Almost a third of women in the UK say that sexual harassment has had an impact on their career, according to recruiter Randstad UK. In a poll of more than 6,000 working adults in the UK, a third of women (32 per cent) said it had had “a lot” or “some impact” on their careers while another 16 per cent said it had a “small effect”.
The research also surveyed the views of 190 non-binary people, including those who identify as genderfluid, transgender, agender, bigender, and genderqueer. Of those, 18 per cent said sexual harassment had had “a lot of impact” or “some impact” on their careers – while 14 per cent said it had a “small effect”.
In terms of industries where women were affected to a greater extent, 45 per cent of women in Construction said that sexual harassment had had “a lot of impact” or “some impact” on their careers. Women in Tech also suffered disproportionately with 42 per cent reporting the same.
Women working in Facilities Management and Education suffered the least with 26 and 29 per cent respectively reporting sexual harassment had had “a lot of impact” or “some impact” on their careers.
Two-thirds of women (67 per cent) said they had experienced gender discrimination in the workplace in some form. This was most likely to come in the form of comments or inappropriate behaviour from male colleagues – although being passed over for a promotion was also a common form of gender discrimination. Women also reported being offered less important roles, being made redundant based on their gender, being excluded from male conversations or social events, and being passed over for particular projects/ work.
But none of the women polled reported having been bullied as a result of their gender or being paid less than male colleagues – something that has been illegal since 29 December 1975 when the Equal Pay Act 1970 came into force.
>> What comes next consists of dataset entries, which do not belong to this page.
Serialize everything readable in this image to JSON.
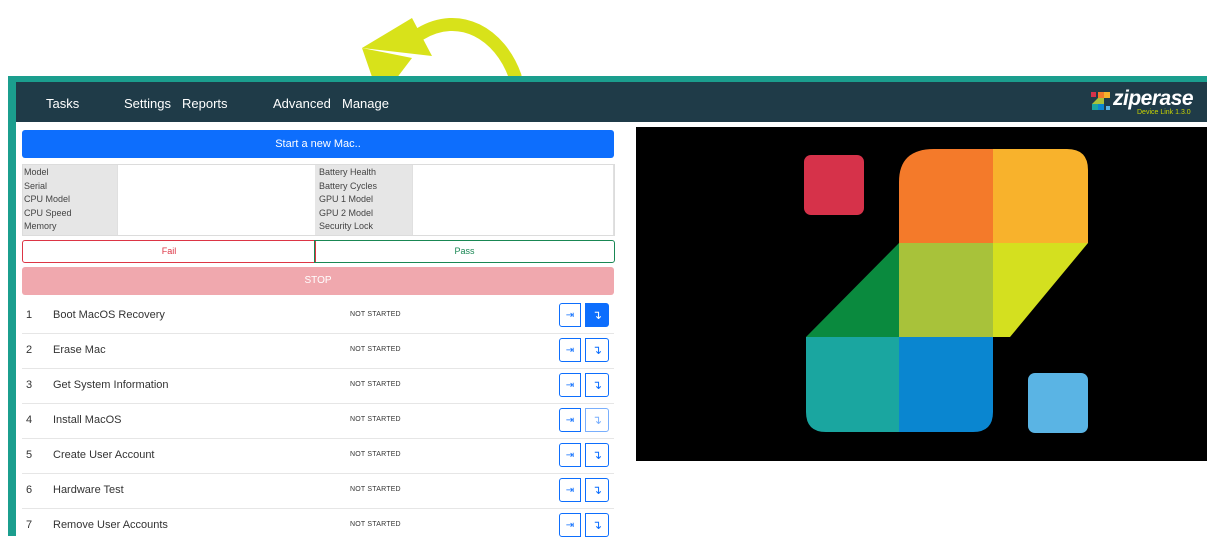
{
  "nav": {
    "tasks": "Tasks",
    "settings": "Settings",
    "reports": "Reports",
    "advanced": "Advanced",
    "manage": "Manage"
  },
  "logo": {
    "name": "ziperase",
    "version": "Device Link 1.3.0"
  },
  "start_button": "Start a new Mac..",
  "info": {
    "left_labels": [
      "Model",
      "Serial",
      "CPU Model",
      "CPU Speed",
      "Memory"
    ],
    "right_labels": [
      "Battery Health",
      "Battery Cycles",
      "GPU 1 Model",
      "GPU 2 Model",
      "Security Lock"
    ]
  },
  "fail_label": "Fail",
  "pass_label": "Pass",
  "stop_label": "STOP",
  "tasks": [
    {
      "num": "1",
      "name": "Boot MacOS Recovery",
      "status": "NOT STARTED"
    },
    {
      "num": "2",
      "name": "Erase Mac",
      "status": "NOT STARTED"
    },
    {
      "num": "3",
      "name": "Get System Information",
      "status": "NOT STARTED"
    },
    {
      "num": "4",
      "name": "Install MacOS",
      "status": "NOT STARTED"
    },
    {
      "num": "5",
      "name": "Create User Account",
      "status": "NOT STARTED"
    },
    {
      "num": "6",
      "name": "Hardware Test",
      "status": "NOT STARTED"
    },
    {
      "num": "7",
      "name": "Remove User Accounts",
      "status": "NOT STARTED"
    }
  ],
  "icons": {
    "run": "run-icon",
    "skip": "skip-icon"
  },
  "colors": {
    "teal_frame": "#1b9e8e",
    "topbar": "#1f3b48",
    "primary": "#0d6efd",
    "stop": "#f0a8ae",
    "arrow": "#d8e21a"
  }
}
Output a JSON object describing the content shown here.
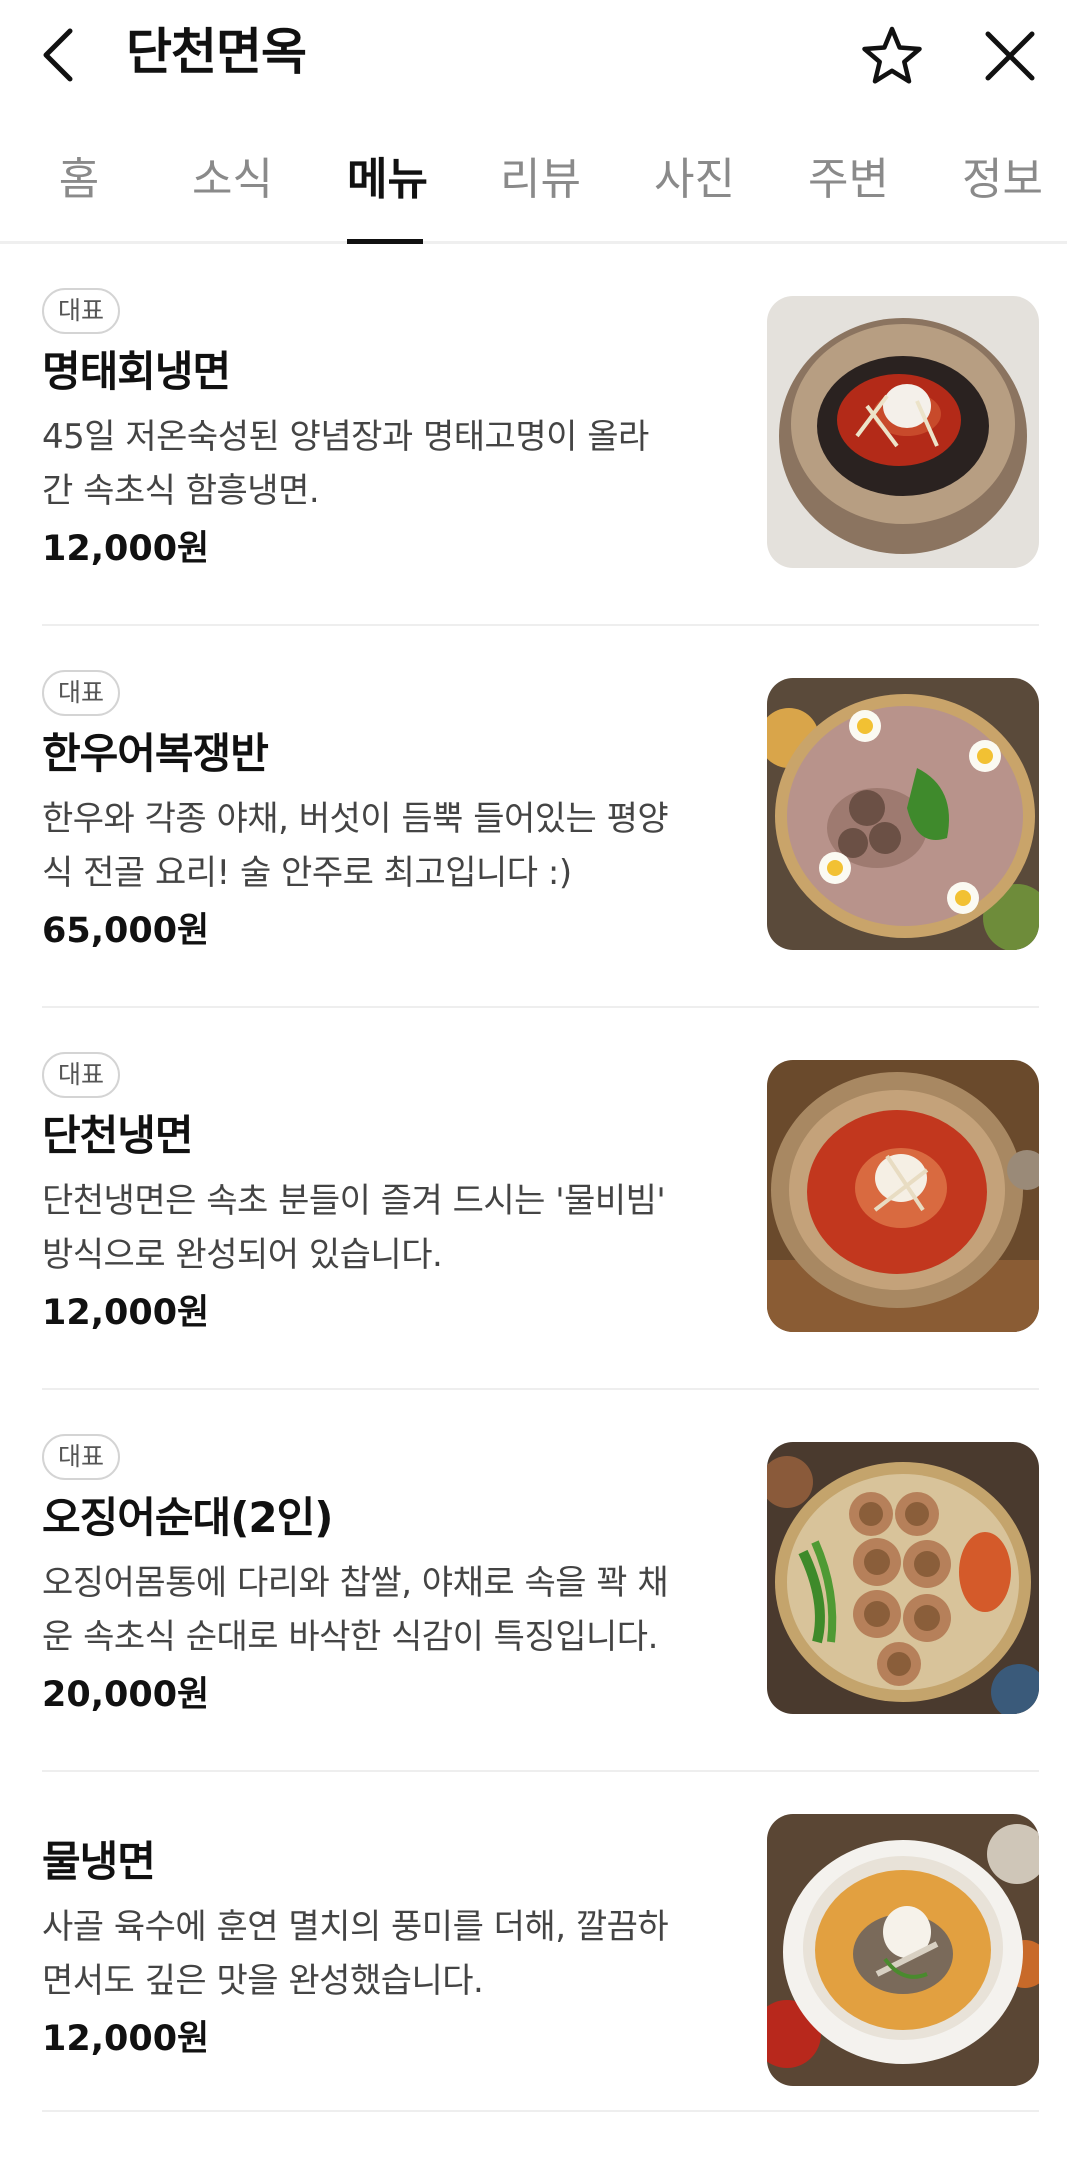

Victoria Short, the chief executive of Randstad UK, said: “The positive news is that women have been making great strides in the boardroom: 40 per cent of directors on the top boards of UK plc are now women, compared to 12 per cent in 2010. Parity of board seats is now a realistic prospect in the UK.
“There is also, perhaps, less organisational bias against women. I hold an executive leadership role at a top recruiter – something that was not an option for my highly intelligent mother. Everything has changed and nothing has changed.
“Outside non-executive boards, lower down the organisation or in smaller businesses, it’s a very different story and these findings reflect that. ” “The word ‘banter’ has a lot to answer for”, she concluded.
Within different industries, less than a quarter of women in Construction (23 per cent) said they had not experienced any gender discrimination at work. They reported comments and inappropriate behaviour from male colleagues as well as being excluded from male conversations or social events. In Facilities Management, however, two-thirds of women (65 per cent) said they had never experienced gender discrimination at work.
On average, workers in the UK reported having 2.1 female managers since they had started working in their particular industry. In different industries, the average was highest in Education (3.0) and lowest in Construction (1.5).
According to Professor Ruth Sealy of Exeter University’s Business School, “Low representation in leadership roles both reflects and perpetuates women’s lack of equal power and status, demonstrating the need for changes in gender norms to address societal-level gender inequalities.”